Imagine being a parent taking your 10-year-old daughter to the doctor where she gasps for air and suddenly dies in your arms. You are informed afterwards that a toxic dose of prescribed medication caused her death.
Imagine leaving your house to have lunch with friends, while your husband and 11-year-old daughter are happily cuddled together watching your daughter’s favourite TV show Animal Planet. You return home hours later, walk upstairs to her bedroom and find her hanging from the valence of her bed.
Imagine your teenage son is prescribed a medicine because a teacher said he needs it to curb his disruptive behaviour. Months later he is diagnosed with severe diabetes – a known but covered up side effect by the makers of the medicine. He dies shortly afterwards from complications.

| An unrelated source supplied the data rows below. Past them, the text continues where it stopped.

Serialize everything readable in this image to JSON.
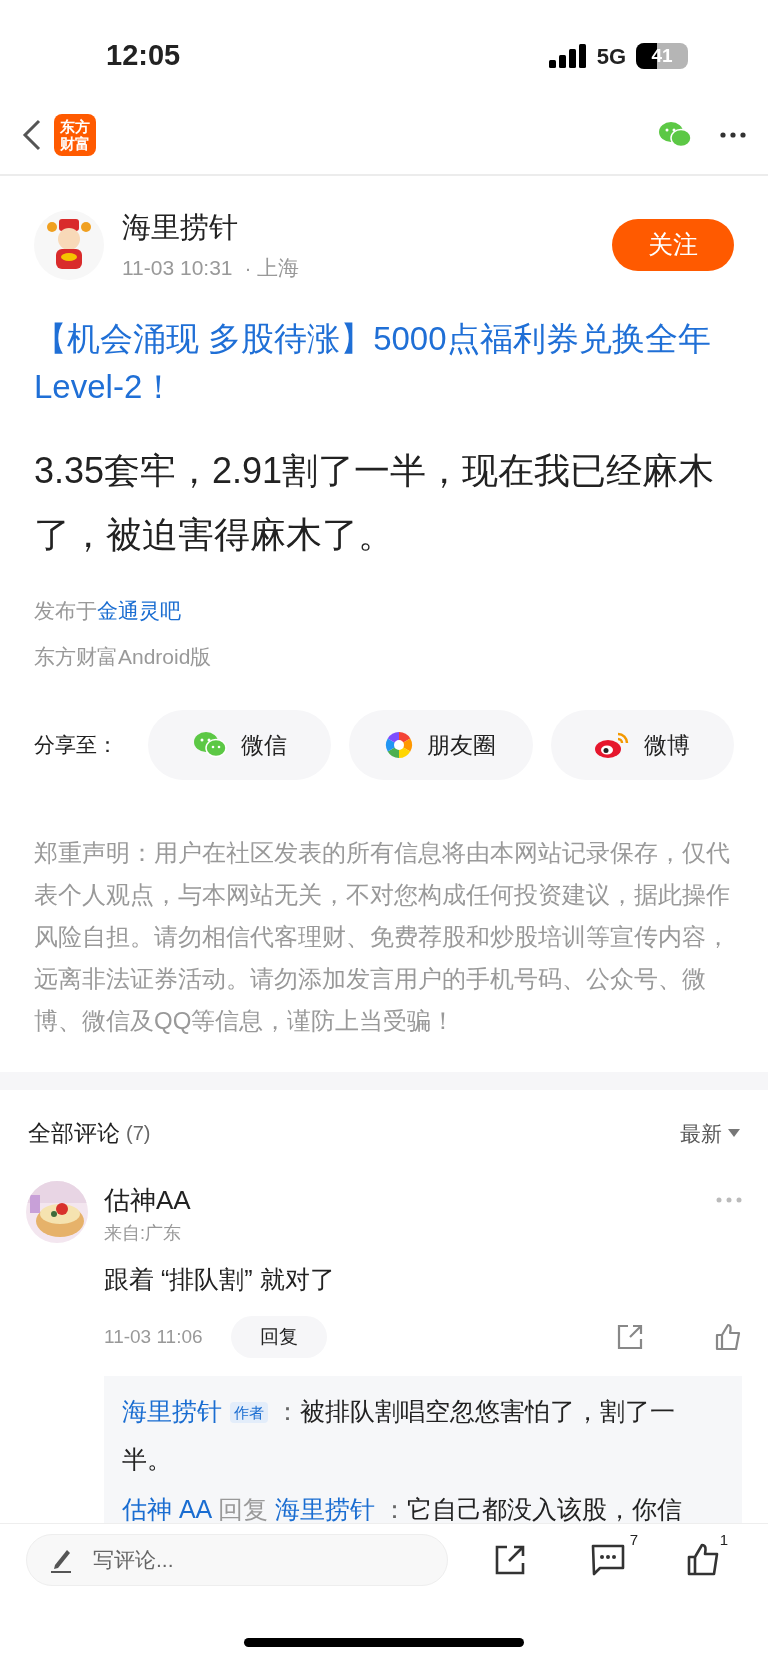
{
  "status_bar": {
    "time": "12:05",
    "network": "5G",
    "battery": "41"
  },
  "nav": {
    "logo": [
      "东方",
      "财富"
    ]
  },
  "author": {
    "name": "海里捞针",
    "time": "11-03 10:31",
    "location": "· 上海",
    "follow": "关注"
  },
  "post": {
    "title": "【机会涌现 多股待涨】5000点福利券兑换全年Level-2！",
    "body": "3.35套牢，2.91割了一半，现在我已经麻木了，被迫害得麻木了。",
    "published_prefix": "发布于",
    "forum": "金通灵吧",
    "client": "东方财富Android版"
  },
  "share": {
    "label": "分享至：",
    "targets": [
      {
        "kind": "wechat",
        "label": "微信"
      },
      {
        "kind": "moments",
        "label": "朋友圈"
      },
      {
        "kind": "weibo",
        "label": "微博"
      }
    ]
  },
  "disclaimer": "郑重声明：用户在社区发表的所有信息将由本网站记录保存，仅代表个人观点，与本网站无关，不对您构成任何投资建议，据此操作风险自担。请勿相信代客理财、免费荐股和炒股培训等宣传内容，远离非法证券活动。请勿添加发言用户的手机号码、公众号、微博、微信及QQ等信息，谨防上当受骗！",
  "comments_header": {
    "title": "全部评论",
    "count": "(7)",
    "sort": "最新"
  },
  "comments": [
    {
      "name": "估神AA",
      "from": "来自:广东",
      "text": "跟着 “排队割” 就对了",
      "time": "11-03 11:06",
      "reply": "回复",
      "replies": [
        {
          "name": "海里捞针",
          "badge": "作者",
          "separator": "：",
          "text": "被排队割唱空忽悠害怕了，割了一半。"
        },
        {
          "name": "估神 AA",
          "reply_word": "回复",
          "target": "海里捞针",
          "separator": "：",
          "text": "它自己都没入该股，你信"
        }
      ]
    }
  ],
  "bottom_bar": {
    "placeholder": "写评论...",
    "comment_count": "7",
    "like_count": "1"
  }
}
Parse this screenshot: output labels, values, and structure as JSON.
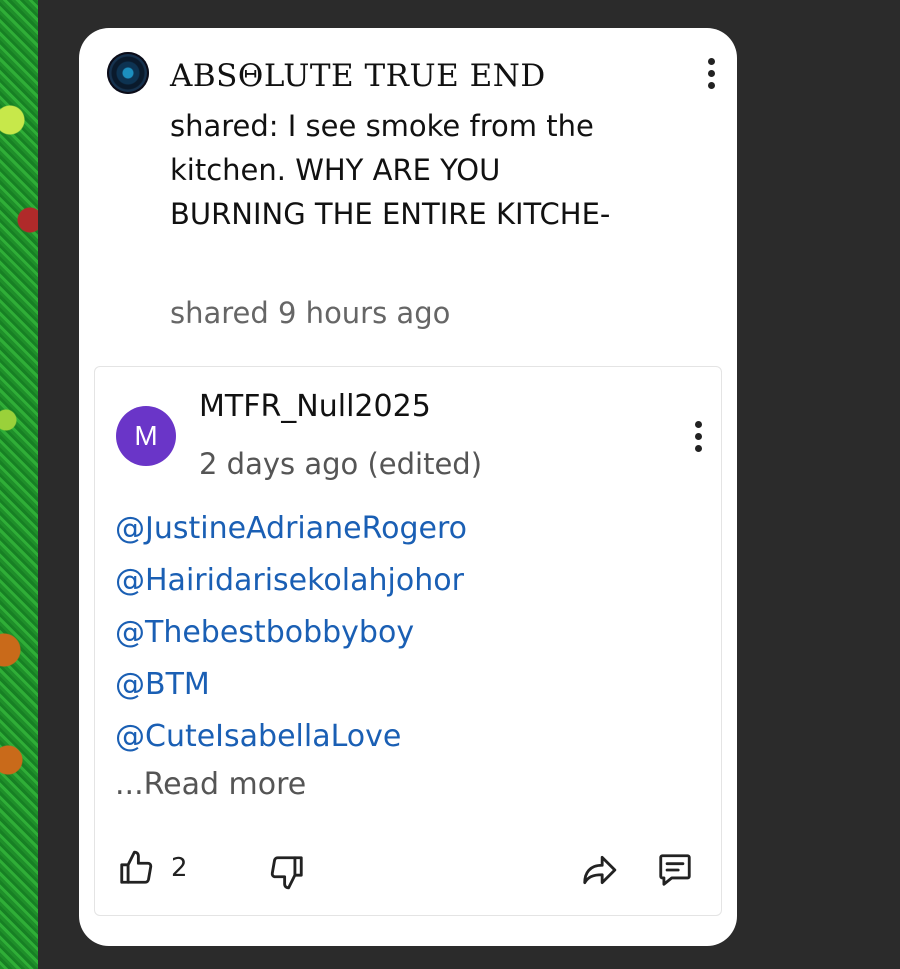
{
  "post": {
    "title": "ABSΘLUTE TRUE END",
    "body": "shared: I see smoke from the kitchen. WHY ARE YOU BURNING THE ENTIRE KITCHE-",
    "timestamp": "shared 9 hours ago",
    "avatar_icon": "profile-picture",
    "menu_icon": "more-vertical-icon"
  },
  "comment": {
    "avatar_letter": "M",
    "avatar_color": "#6a35c8",
    "username": "MTFR_Null2025",
    "timestamp": "2 days ago (edited)",
    "mentions": [
      "@JustineAdrianeRogero",
      "@Hairidarisekolahjohor",
      "@Thebestbobbyboy",
      "@BTM",
      "@CuteIsabellaLove"
    ],
    "read_more": "...Read more",
    "likes": "2",
    "mention_color": "#1a5fb4",
    "actions": {
      "like_icon": "thumbs-up-icon",
      "dislike_icon": "thumbs-down-icon",
      "share_icon": "share-icon",
      "reply_icon": "comment-icon"
    }
  }
}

These are not isolated incidents. They are representative of those thousands of children and adolescents who died while taking prescribed psychotropic (mind-altering) drugs in the United States. In the above cases, the drugs were prescribed to treat anxiety experienced while sitting for exams or for so-called “Attention Deficit Hyperactivity Disorder” (ADHD), the symptoms of which include fidgeting, losing your pencils, not sitting still, running about or excessively climbing, and butting into other’s conversations.
Australian Child Deaths

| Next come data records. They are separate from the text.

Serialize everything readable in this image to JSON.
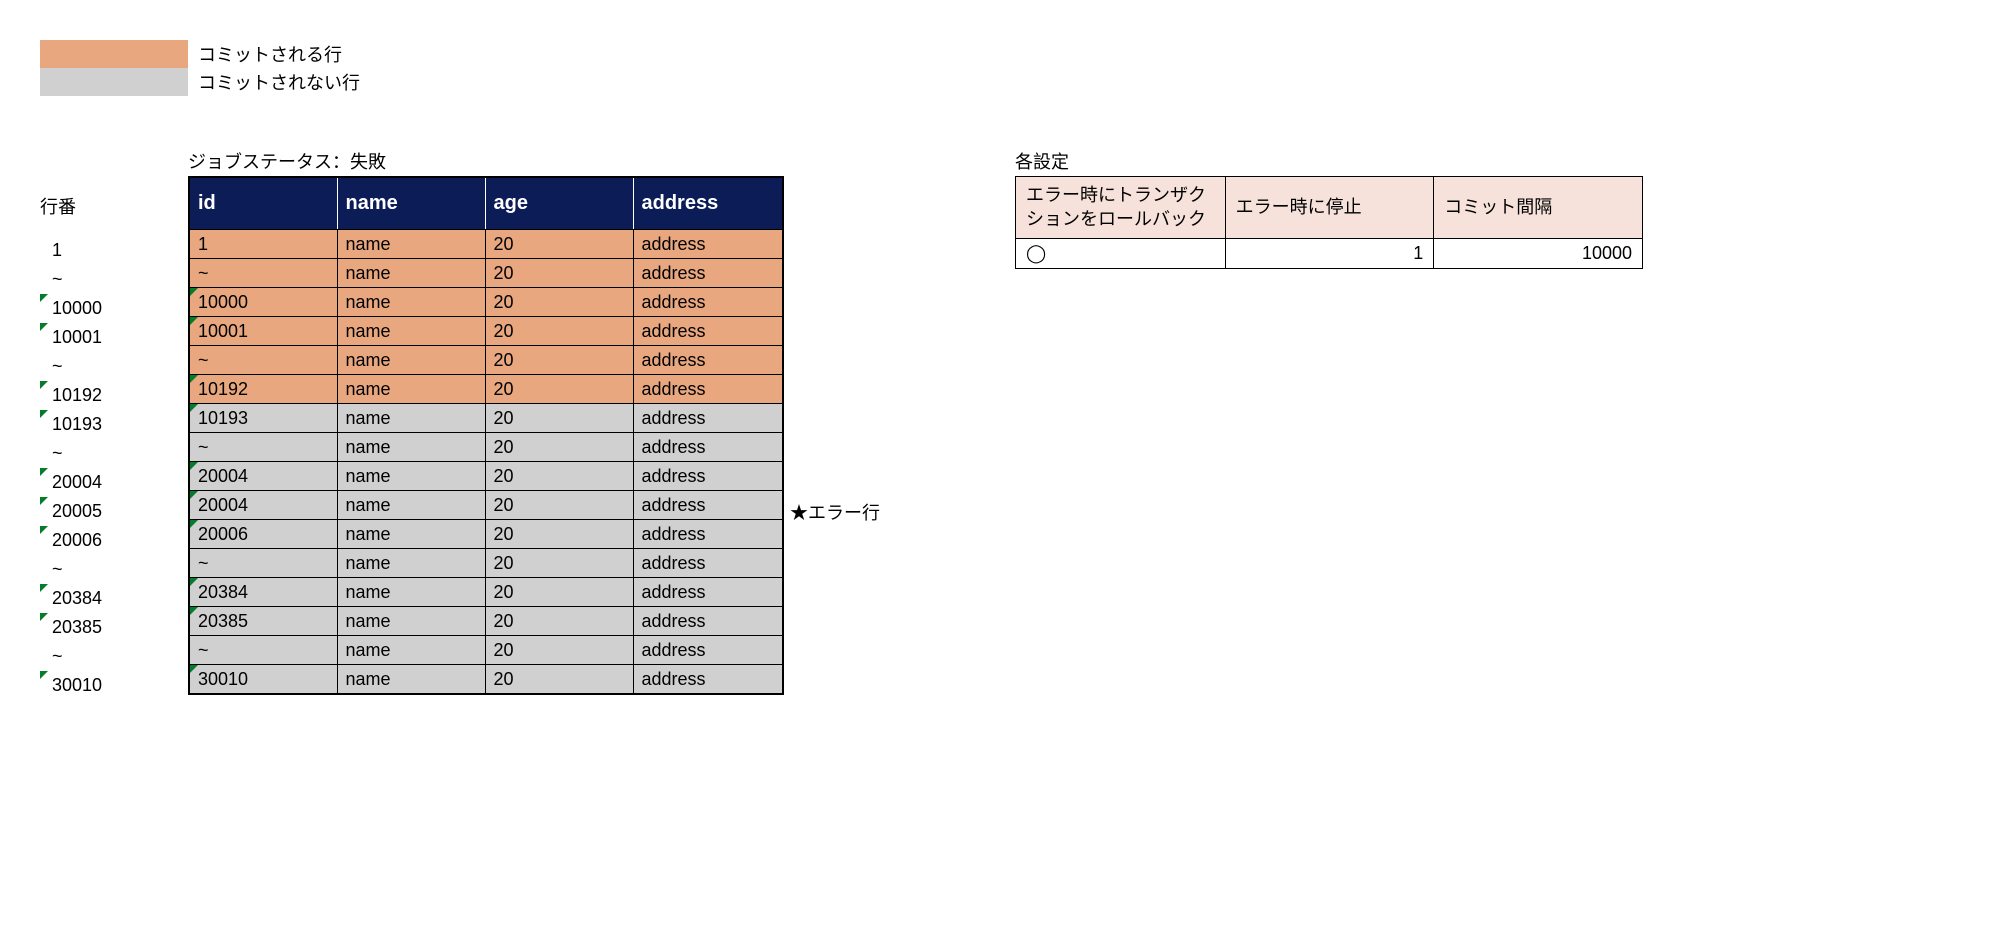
{
  "legend": {
    "committed": "コミットされる行",
    "uncommitted": "コミットされない行"
  },
  "rowno_header": "行番",
  "table_title": "ジョブステータス：失敗",
  "columns": {
    "id": "id",
    "name": "name",
    "age": "age",
    "address": "address"
  },
  "rows": [
    {
      "rowno": "1",
      "tickRow": false,
      "id": "1",
      "tickId": false,
      "name": "name",
      "age": "20",
      "address": "address",
      "cls": "orange",
      "annot": ""
    },
    {
      "rowno": "~",
      "tickRow": false,
      "id": "~",
      "tickId": false,
      "name": "name",
      "age": "20",
      "address": "address",
      "cls": "orange",
      "annot": ""
    },
    {
      "rowno": "10000",
      "tickRow": true,
      "id": "10000",
      "tickId": true,
      "name": "name",
      "age": "20",
      "address": "address",
      "cls": "orange",
      "annot": ""
    },
    {
      "rowno": "10001",
      "tickRow": true,
      "id": "10001",
      "tickId": true,
      "name": "name",
      "age": "20",
      "address": "address",
      "cls": "orange",
      "annot": ""
    },
    {
      "rowno": "~",
      "tickRow": false,
      "id": "~",
      "tickId": false,
      "name": "name",
      "age": "20",
      "address": "address",
      "cls": "orange",
      "annot": ""
    },
    {
      "rowno": "10192",
      "tickRow": true,
      "id": "10192",
      "tickId": true,
      "name": "name",
      "age": "20",
      "address": "address",
      "cls": "orange",
      "annot": ""
    },
    {
      "rowno": "10193",
      "tickRow": true,
      "id": "10193",
      "tickId": true,
      "name": "name",
      "age": "20",
      "address": "address",
      "cls": "gray",
      "annot": ""
    },
    {
      "rowno": "~",
      "tickRow": false,
      "id": "~",
      "tickId": false,
      "name": "name",
      "age": "20",
      "address": "address",
      "cls": "gray",
      "annot": ""
    },
    {
      "rowno": "20004",
      "tickRow": true,
      "id": "20004",
      "tickId": true,
      "name": "name",
      "age": "20",
      "address": "address",
      "cls": "gray",
      "annot": ""
    },
    {
      "rowno": "20005",
      "tickRow": true,
      "id": "20004",
      "tickId": true,
      "name": "name",
      "age": "20",
      "address": "address",
      "cls": "gray",
      "annot": "★エラー行"
    },
    {
      "rowno": "20006",
      "tickRow": true,
      "id": "20006",
      "tickId": true,
      "name": "name",
      "age": "20",
      "address": "address",
      "cls": "gray",
      "annot": ""
    },
    {
      "rowno": "~",
      "tickRow": false,
      "id": "~",
      "tickId": false,
      "name": "name",
      "age": "20",
      "address": "address",
      "cls": "gray",
      "annot": ""
    },
    {
      "rowno": "20384",
      "tickRow": true,
      "id": "20384",
      "tickId": true,
      "name": "name",
      "age": "20",
      "address": "address",
      "cls": "gray",
      "annot": ""
    },
    {
      "rowno": "20385",
      "tickRow": true,
      "id": "20385",
      "tickId": true,
      "name": "name",
      "age": "20",
      "address": "address",
      "cls": "gray",
      "annot": ""
    },
    {
      "rowno": "~",
      "tickRow": false,
      "id": "~",
      "tickId": false,
      "name": "name",
      "age": "20",
      "address": "address",
      "cls": "gray",
      "annot": ""
    },
    {
      "rowno": "30010",
      "tickRow": true,
      "id": "30010",
      "tickId": true,
      "name": "name",
      "age": "20",
      "address": "address",
      "cls": "gray",
      "annot": ""
    }
  ],
  "settings": {
    "title": "各設定",
    "h1": "エラー時にトランザクションをロールバック",
    "h2": "エラー時に停止",
    "h3": "コミット間隔",
    "v1": "◯",
    "v2": "1",
    "v3": "10000"
  }
}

An estimated 1,900 Australians under the age of 19 have died while on antidepressants and antipsychotics. More than 30,700 under 18-year-olds were prescribed antidepressants in 2007-2008, including 550 aged 5 and under. Side effects include hallucinations, hostility, psychosis and suicide.

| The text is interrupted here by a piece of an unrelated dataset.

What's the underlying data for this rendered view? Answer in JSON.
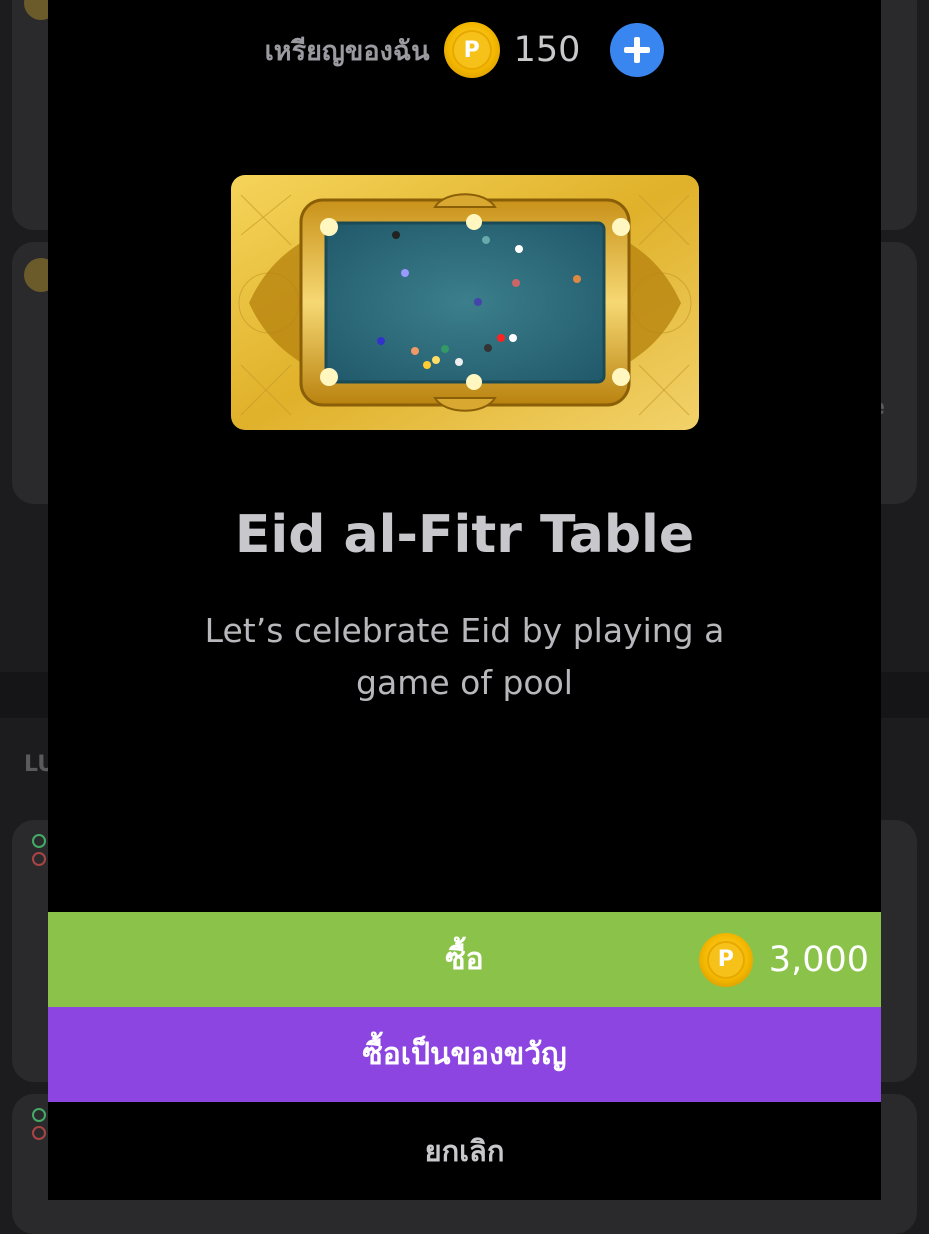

During the same period, more than 9,300 children under 18 – some as young as one – were prescribed antipsychotics, costing the government $3.4 million. Of the 477 deaths reported to the Australian Therapeutic Goods Administration (TGA) linked to antipsychotics, 15 were for ages 0 to 19, including intrauterine deaths. Experts estimate only 1 percent of Adverse Drug Reactions (ADRs) are reported to the TGA, so deaths could be as high as 1,500.
Common side effects of antipsychotics include excessive weight gain, life-threatening diabetes, and an irreversible neurological effect called Tardive Dyskinesia that manifests in uncontrollable twitching of the muscles and extremities and tongue movements. Another adverse effect, Neuroleptic malignant syndrome (NMS) can cause sudden death.1 Statistics the Citizens Commission on Human Rights obtained from the TGA in 2009 revealed 14 incidents of 10 to 19 year olds experiencing NMS were reported to it.
The psychiatric drug abuse of young Australians prompted one Western Australian MP recently to call for a national inquiry into the use of psychotropic drugs in children. To date, the federal government has yet to act.
Instead, it has potentially exacerbated the situation, handing over more than one hundred million taxpayer dollars to Patrick McGorry, Professor of Youth Mental Health at the University of Melbourne, Executive Director of ORYGEN Research Centre, and founder of the youth mental health centre chain, headspace.
Read the entire article at New Dawn Magazine